The University and College Ombuds Association is an international organization of persons who perform the Ombuds function in universities and colleges and individuals affiliated with institutes of higher learning who are interested in Ombuds practice.
Government and industry watch groups also offer Ombuds programs; a few examples:
Telecommunications Industry Ombudsman (TIO) is an independent non-government scheme. It is not a consumer advocate, but rather a service to help consumers and telecommunications companies resolve disputes, including complaints about Internet service providers (ISPs). The TIO is independent of telecommunications companies, consumer groups and government, and is a free service to consumers.
The use of Ombuds in private industry is new and it is difficult to find examples of them on the web. One example:
Fleet offers a Corporate Ombuds Program as an additional channel for employees to raise concerns about discrimination, equity and fair treatment in the workplace.
Ombuds programs have also been established by private industry as part of Settlement Agreements. An example is:
As Ombuds have become increasingly important in alternative dispute resolution, many universities have become active in researching and expanding their roles.
The Center for Information Technology and Dispute Resolution, University of Massachusetts, offers an Online Ombuds Office as a dispute resolution service for persons and institutions who would like an online mediator to assist them in setting a dispute.
Mary P. Rowe, Ombudsperson, Special Assistant to the President, and Adjunct Professor - Sloan School of Management, Massachusetts Institute of Technology makes a number of her publications available on MIT's Ombuds website. The site also includes an Ombuds Code of Ethics and Standards of Practice.
The American Bar Association offers several online publications relating to Ombuds, including: Standards for the Establishment and Operation of Ombuds Offices.
The Peacemakers Trust and the Conflict Resolution Network Canada supports the Conflict Resolution Bibliography Initiative, which publishes Conflict Resolution and Peacebuilding: A Selected Bibliography, by Catherine Morris. The Bibliography includes a section on Ombuds Offices: Classical and Organizational Models.

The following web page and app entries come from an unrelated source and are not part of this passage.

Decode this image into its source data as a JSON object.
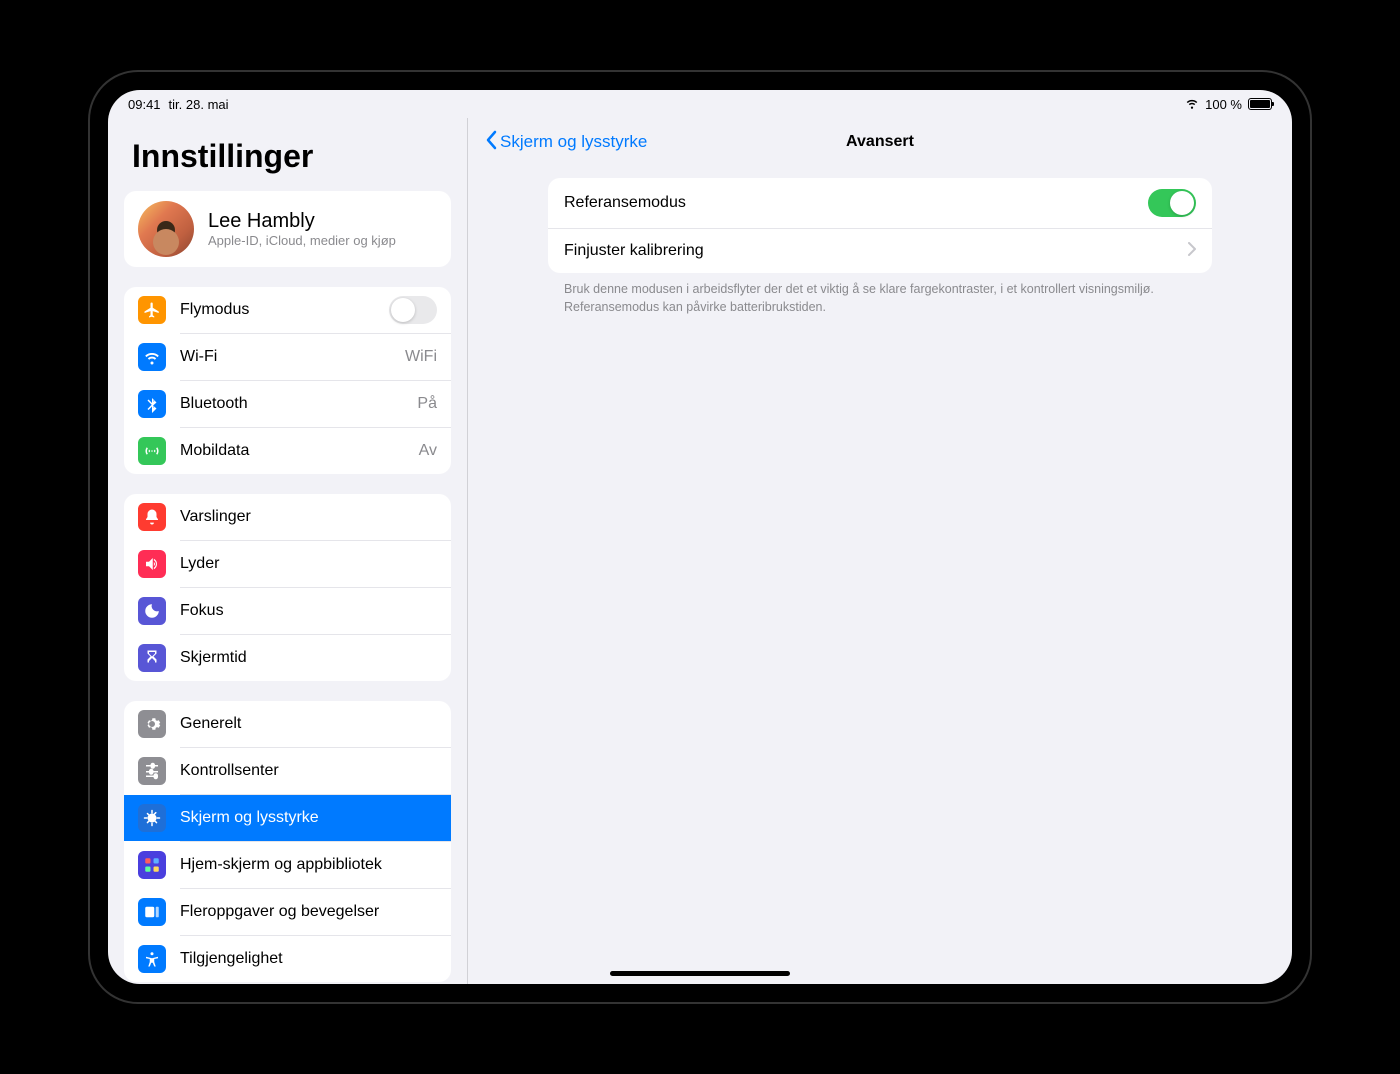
{
  "status": {
    "time": "09:41",
    "date": "tir. 28. mai",
    "battery_pct": "100 %"
  },
  "sidebar": {
    "title": "Innstillinger",
    "profile": {
      "name": "Lee Hambly",
      "sub": "Apple-ID, iCloud, medier og kjøp"
    },
    "conn": {
      "airplane": "Flymodus",
      "wifi": "Wi-Fi",
      "wifi_val": "WiFi",
      "bt": "Bluetooth",
      "bt_val": "På",
      "cell": "Mobildata",
      "cell_val": "Av"
    },
    "notif": {
      "notifications": "Varslinger",
      "sounds": "Lyder",
      "focus": "Fokus",
      "screentime": "Skjermtid"
    },
    "general": {
      "general": "Generelt",
      "control": "Kontrollsenter",
      "display": "Skjerm og lysstyrke",
      "home": "Hjem-skjerm og appbibliotek",
      "multitask": "Fleroppgaver og bevegelser",
      "accessibility": "Tilgjengelighet"
    }
  },
  "detail": {
    "back": "Skjerm og lysstyrke",
    "title": "Avansert",
    "reference_mode": "Referansemodus",
    "fine_tune": "Finjuster kalibrering",
    "footer": "Bruk denne modusen i arbeidsflyter der det et viktig å se klare fargekontraster, i et kontrollert visnings­miljø. Referansemodus kan påvirke batteribrukstiden."
  },
  "colors": {
    "orange": "#ff9500",
    "blue": "#007aff",
    "green": "#34c759",
    "red": "#ff3b30",
    "pink": "#ff2d55",
    "indigo": "#5856d6",
    "gray": "#8e8e93"
  }
}
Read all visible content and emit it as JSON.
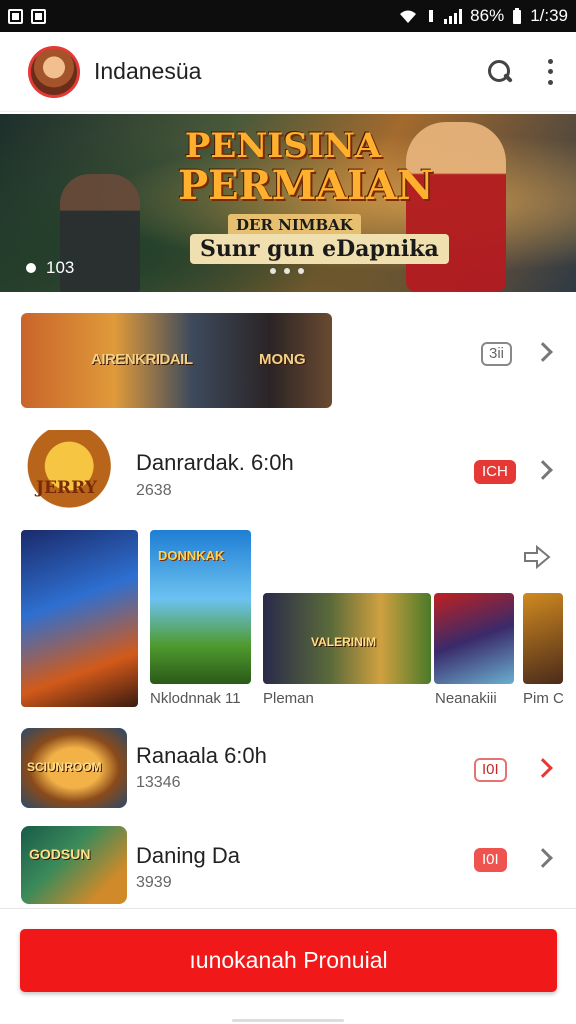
{
  "status_bar": {
    "battery": "86%",
    "time": "1/:39"
  },
  "app_bar": {
    "title": "Indanesüa"
  },
  "hero": {
    "title_line1": "PENISINA",
    "title_line2": "PERMAIAN",
    "subtitle1": "DER NIMBAK",
    "subtitle2": "Sunr gun eDapnika",
    "counter": "103"
  },
  "featured_banner": {
    "text_left": "AIRENKRIDAIL",
    "text_right": "MONG",
    "badge": "3ii"
  },
  "items": [
    {
      "logo_text": "JERRY",
      "title": "Danrardak. 6:0h",
      "subtitle": "2638",
      "badge": "ICH"
    },
    {
      "logo_text": "SCIUNROOM",
      "title": "Ranaala 6:0h",
      "subtitle": "13346",
      "badge": "I0I"
    },
    {
      "logo_text": "GODSUN",
      "title": "Daning Da",
      "subtitle": "3939",
      "badge": "I0I"
    }
  ],
  "carousel": {
    "card2_title": "DONNKAK",
    "card3_title": "VALERINIM",
    "captions": [
      "Nklodnnak 11",
      "Pleman",
      "Neanakiii",
      "Pim C"
    ]
  },
  "cta": {
    "label": "ıunokanah Pronuial"
  },
  "colors": {
    "accent": "#f01818",
    "badge_red": "#e53935"
  }
}
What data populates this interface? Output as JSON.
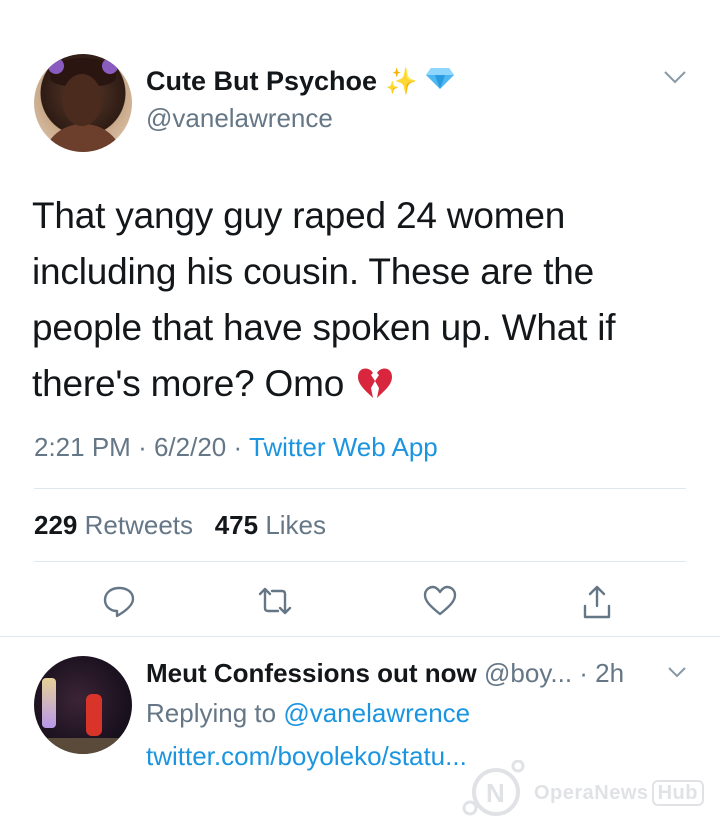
{
  "tweet": {
    "display_name": "Cute But Psychoe",
    "emoji_sparkles": "✨",
    "handle": "@vanelawrence",
    "text": "That yangy guy raped 24 women including his cousin. These are the people that have spoken up. What if there's more? Omo",
    "time": "2:21 PM",
    "date": "6/2/20",
    "sep": "·",
    "client": "Twitter Web App",
    "retweets_count": "229",
    "retweets_label": "Retweets",
    "likes_count": "475",
    "likes_label": "Likes",
    "icons": [
      "broken-heart-emoji",
      "diamond-emoji",
      "chevron-down-icon",
      "reply-icon",
      "retweet-icon",
      "like-icon",
      "share-icon"
    ]
  },
  "reply": {
    "display_name": "Meut Confessions out now",
    "handle": "@boy...",
    "time": "· 2h",
    "replying_prefix": "Replying to",
    "replying_to": "@vanelawrence",
    "link": "twitter.com/boyoleko/statu..."
  },
  "watermark": {
    "brand": "OperaNews",
    "hub": "Hub"
  },
  "colors": {
    "link": "#1b95e0",
    "muted": "#657786",
    "text": "#14171a",
    "divider": "#e1e8ed"
  }
}
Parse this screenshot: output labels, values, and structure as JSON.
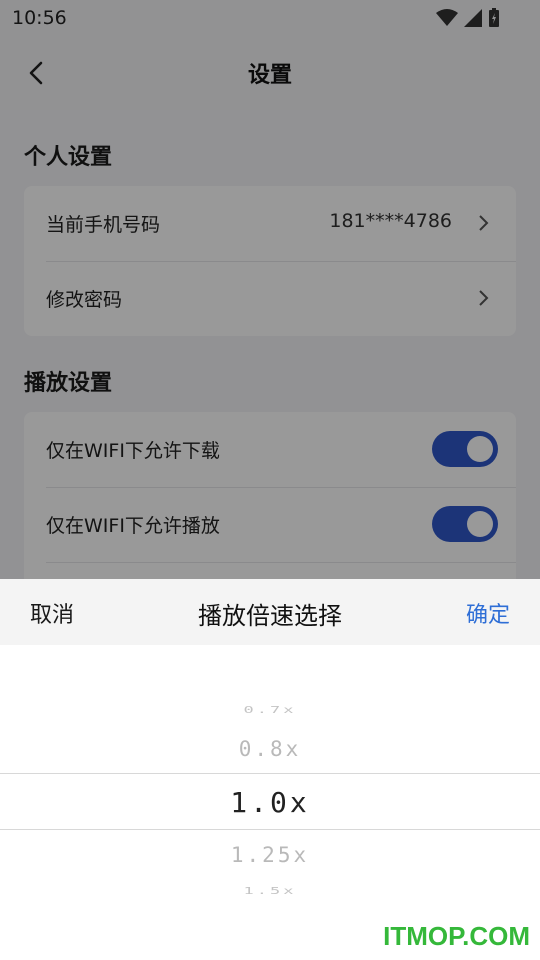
{
  "status_bar": {
    "time": "10:56"
  },
  "header": {
    "title": "设置"
  },
  "sections": {
    "personal": {
      "title": "个人设置",
      "phone_label": "当前手机号码",
      "phone_value": "181****4786",
      "password_label": "修改密码"
    },
    "playback": {
      "title": "播放设置",
      "download_wifi_label": "仅在WIFI下允许下载",
      "download_wifi_on": true,
      "play_wifi_label": "仅在WIFI下允许播放",
      "play_wifi_on": true
    }
  },
  "sheet": {
    "cancel": "取消",
    "title": "播放倍速选择",
    "confirm": "确定",
    "options": [
      "0.7x",
      "0.8x",
      "1.0x",
      "1.25x",
      "1.5x"
    ],
    "selected": "1.0x"
  },
  "watermark": "ITMOP.COM",
  "colors": {
    "accent": "#2f57c9",
    "confirm": "#2e6ed6",
    "watermark": "#35b83a"
  }
}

The function of Ombuds is often discussed as a part of Alternative Dispute Resolution. Some recommended texts that are available in the Catherwood library are: Elkouri, Frank, Elkouri & Elkouri, How Arbitration Works, co-editors, Marl M. Volz, Edward P. Goggin. Elkouri, Frank. Washington, DC : Bureau of National Affairs, 1997 and Dauer, Edward A., Manual of Dispute Resolution: ADR law and practice, contributing authors, Cynthia Savage, James Seifert, Colorado Springs, Colo. : Shepard's/McGraw-Hill ; New York : McGraw-Hill, c1994-.